Stored data START

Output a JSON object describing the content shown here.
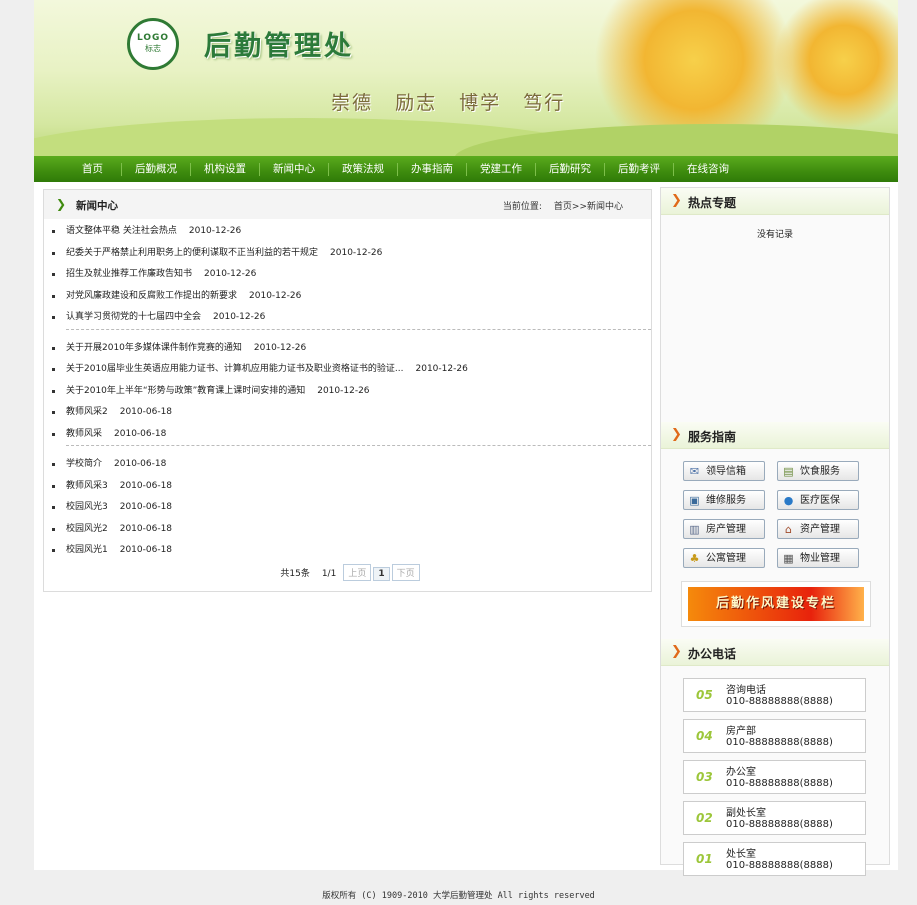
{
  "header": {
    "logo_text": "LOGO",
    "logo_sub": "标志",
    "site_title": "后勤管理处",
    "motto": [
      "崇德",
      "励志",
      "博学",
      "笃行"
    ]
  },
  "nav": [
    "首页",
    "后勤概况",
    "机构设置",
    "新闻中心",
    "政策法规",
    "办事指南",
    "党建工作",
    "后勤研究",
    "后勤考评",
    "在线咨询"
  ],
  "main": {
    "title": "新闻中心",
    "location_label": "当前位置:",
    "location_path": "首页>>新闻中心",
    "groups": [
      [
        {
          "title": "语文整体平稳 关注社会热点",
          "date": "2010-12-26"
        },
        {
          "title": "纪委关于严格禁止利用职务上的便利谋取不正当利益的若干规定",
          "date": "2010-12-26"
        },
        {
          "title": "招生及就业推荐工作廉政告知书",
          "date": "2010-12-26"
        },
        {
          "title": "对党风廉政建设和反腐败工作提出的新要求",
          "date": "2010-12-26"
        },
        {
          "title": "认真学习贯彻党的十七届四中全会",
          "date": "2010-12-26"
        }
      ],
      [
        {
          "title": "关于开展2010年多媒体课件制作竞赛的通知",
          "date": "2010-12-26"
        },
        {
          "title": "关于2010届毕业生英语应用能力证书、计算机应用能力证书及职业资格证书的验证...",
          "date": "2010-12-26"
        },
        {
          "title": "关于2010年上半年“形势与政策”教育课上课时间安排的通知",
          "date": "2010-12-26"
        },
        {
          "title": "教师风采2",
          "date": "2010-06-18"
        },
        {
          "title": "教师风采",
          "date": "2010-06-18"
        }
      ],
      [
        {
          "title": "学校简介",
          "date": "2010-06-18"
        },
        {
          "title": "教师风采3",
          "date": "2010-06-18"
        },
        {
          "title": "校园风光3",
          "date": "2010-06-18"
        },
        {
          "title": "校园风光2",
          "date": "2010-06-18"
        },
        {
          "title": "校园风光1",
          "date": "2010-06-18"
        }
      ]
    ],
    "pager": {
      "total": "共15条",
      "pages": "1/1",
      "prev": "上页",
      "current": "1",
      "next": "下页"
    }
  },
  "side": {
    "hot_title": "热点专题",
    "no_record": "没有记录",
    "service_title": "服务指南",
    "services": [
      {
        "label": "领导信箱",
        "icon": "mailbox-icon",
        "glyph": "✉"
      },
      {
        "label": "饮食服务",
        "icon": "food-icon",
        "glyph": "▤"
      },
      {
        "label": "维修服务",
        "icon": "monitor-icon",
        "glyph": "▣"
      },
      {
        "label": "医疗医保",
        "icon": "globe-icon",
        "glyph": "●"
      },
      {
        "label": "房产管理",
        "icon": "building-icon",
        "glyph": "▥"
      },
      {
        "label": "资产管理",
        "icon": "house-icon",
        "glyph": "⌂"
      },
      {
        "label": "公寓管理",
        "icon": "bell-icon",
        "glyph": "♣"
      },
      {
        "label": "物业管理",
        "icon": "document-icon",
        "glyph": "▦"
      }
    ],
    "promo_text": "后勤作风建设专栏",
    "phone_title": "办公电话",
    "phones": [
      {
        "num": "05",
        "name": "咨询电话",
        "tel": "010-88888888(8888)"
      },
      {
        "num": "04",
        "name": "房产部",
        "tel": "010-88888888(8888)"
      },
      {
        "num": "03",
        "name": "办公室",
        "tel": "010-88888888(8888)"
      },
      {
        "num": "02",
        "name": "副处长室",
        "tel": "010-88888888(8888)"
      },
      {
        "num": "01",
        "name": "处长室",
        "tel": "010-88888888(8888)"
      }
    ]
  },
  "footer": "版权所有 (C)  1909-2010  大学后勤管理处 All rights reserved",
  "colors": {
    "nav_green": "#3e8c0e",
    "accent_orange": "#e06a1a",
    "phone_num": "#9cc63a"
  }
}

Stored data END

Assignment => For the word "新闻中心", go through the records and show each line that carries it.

Result below =>
    "新闻中心",
    "title": "新闻中心",
    "location_path": "首页>>新闻中心",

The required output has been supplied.